Embracing Your Shadow Self: Making the Unconscious Conscious

The following suggestions can be helpful to embrace your shadow self:
  • Get Curious: Instead of having a negative and judgmental attitude towards disowned parts of yourself, get curious about them. An open curious attitude can help these parts to emerge into your consciousness.
  • Write in a JournalJournaling allows you to transfer your thoughts and feelings from your mind onto paper. It helps to concretize the many different parts of yourself so that you can reflect on them. As part of journaling, you can ask yourself:
    • What were you taught as a child about the parts of yourself you find difficult to accept now?
    • As a child, were you allowed to express these aspects of yourself or were you punished for it?
    • If you weren't allowed to express these thoughts and feelings, what did you do with them? 
    • Are your current negative thoughts and feelings about yourself and/or a significant relationship in your life?
    • What type of people or situations trigger negative feelings in you? Are these feelings related to aspects of yourself that you consider to be unacceptable?
  • Get Help From a Therapist Who Does Parts Work: Parts work, like Ego States Therapy, is designed to help you to identify and integrate all the parts of yourself including the ones you find challenging to accept. Ego States Therapy allows you to develop an accepting attitude towards all parts of yourself so that these parts can coexist together. In Ego States Therapy, you learn that the parts of you that you want to disown often have a protective intention but, because they remain split off and unintegrated, they can come up in unhealthy ways. You also learn that by having an internal dialog with those parts, they can serve you in healthy ways (see my article: How Parts Work Helps to Empower You).
Get Help in Therapy
If you're struggling with parts of yourself you find difficult to accept, seek help from a licensed mental health professional.

Parts Work, like Ego States Therapy, can help you to identify and, eventually, accept the parts of yourself with compassion.  

By maintaining an internal dialog with these parts, you learn to develop these parts into healthy aspects of yourself.

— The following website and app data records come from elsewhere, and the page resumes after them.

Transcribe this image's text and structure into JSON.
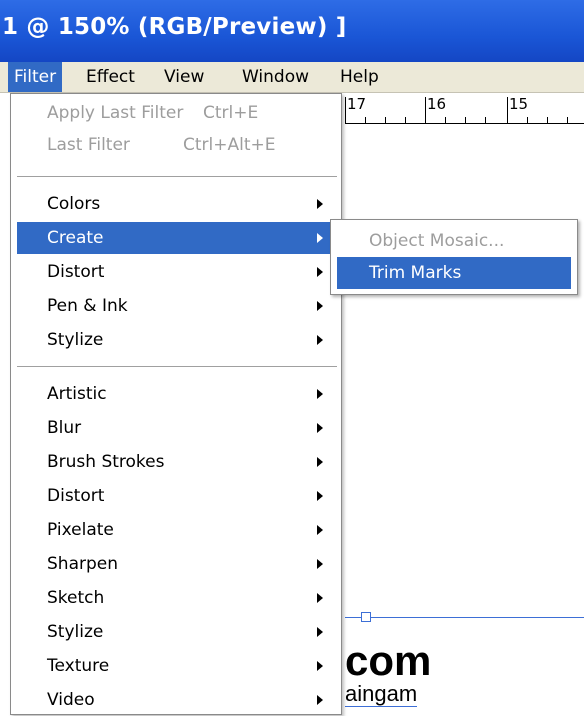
{
  "window": {
    "title": "1 @ 150% (RGB/Preview) ]"
  },
  "menubar": {
    "items": [
      {
        "label": "Filter"
      },
      {
        "label": "Effect"
      },
      {
        "label": "View"
      },
      {
        "label": "Window"
      },
      {
        "label": "Help"
      }
    ]
  },
  "ruler": {
    "numbers": [
      "17",
      "16",
      "15"
    ]
  },
  "filter_menu": {
    "apply_last_filter": {
      "label": "Apply Last Filter",
      "shortcut": "Ctrl+E"
    },
    "last_filter": {
      "label": "Last Filter",
      "shortcut": "Ctrl+Alt+E"
    },
    "group1": [
      "Colors",
      "Create",
      "Distort",
      "Pen & Ink",
      "Stylize"
    ],
    "group2": [
      "Artistic",
      "Blur",
      "Brush Strokes",
      "Distort",
      "Pixelate",
      "Sharpen",
      "Sketch",
      "Stylize",
      "Texture",
      "Video"
    ]
  },
  "create_submenu": {
    "items": [
      "Object Mosaic...",
      "Trim Marks"
    ]
  },
  "canvas": {
    "big_text": "com",
    "small_text": "aingam"
  },
  "colors": {
    "accent": "#316ac5",
    "titlebar": "#1a56d6",
    "menubar": "#ece9d8"
  }
}
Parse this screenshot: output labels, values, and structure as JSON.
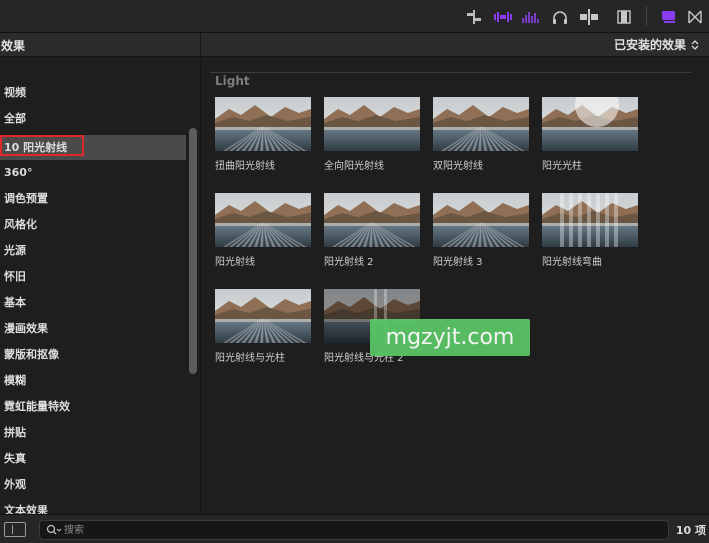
{
  "header": {
    "title": "效果",
    "installed_label": "已安装的效果"
  },
  "sidebar": {
    "items": [
      {
        "label": "视频"
      },
      {
        "label": "全部"
      },
      {
        "label": "10 阳光射线"
      },
      {
        "label": "360°"
      },
      {
        "label": "调色预置"
      },
      {
        "label": "风格化"
      },
      {
        "label": "光源"
      },
      {
        "label": "怀旧"
      },
      {
        "label": "基本"
      },
      {
        "label": "漫画效果"
      },
      {
        "label": "蒙版和抠像"
      },
      {
        "label": "模糊"
      },
      {
        "label": "霓虹能量特效"
      },
      {
        "label": "拼贴"
      },
      {
        "label": "失真"
      },
      {
        "label": "外观"
      },
      {
        "label": "文本效果"
      }
    ],
    "selected_index": 2
  },
  "main": {
    "section_title": "Light",
    "effects": [
      {
        "label": "扭曲阳光射线",
        "style": "rays"
      },
      {
        "label": "全向阳光射线",
        "style": "plain"
      },
      {
        "label": "双阳光射线",
        "style": "rays"
      },
      {
        "label": "阳光光柱",
        "style": "glow"
      },
      {
        "label": "阳光射线",
        "style": "rays"
      },
      {
        "label": "阳光射线 2",
        "style": "rays"
      },
      {
        "label": "阳光射线 3",
        "style": "rays"
      },
      {
        "label": "阳光射线弯曲",
        "style": "bands"
      },
      {
        "label": "阳光射线与光柱",
        "style": "rays"
      },
      {
        "label": "阳光射线与光柱 2",
        "style": "dark"
      }
    ]
  },
  "watermark": "mgzyjt.com",
  "search": {
    "placeholder": "搜索",
    "value": ""
  },
  "status": {
    "count": "10 项"
  },
  "colors": {
    "accent_purple": "#8a3cf0",
    "selection_outline": "#e0282a",
    "watermark_green": "#59c465"
  }
}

Rather than struggling on your own, seek help from a psychotherapist who does Parts Work so you can live a more fulfilling life.

About Me
I am a licensed New York City psychotherapist, hypnotherapist, EMDR, AEDP, Somatic Experiencing, Ego States and Sex Therapist.

I work with individual adults and couples.

To find out more about me, visit my website: Josephine Ferraro, LCSW - NYC Psychotherapist.

To set up a consultation, call me at (917) 742-2624 during business hours or email me.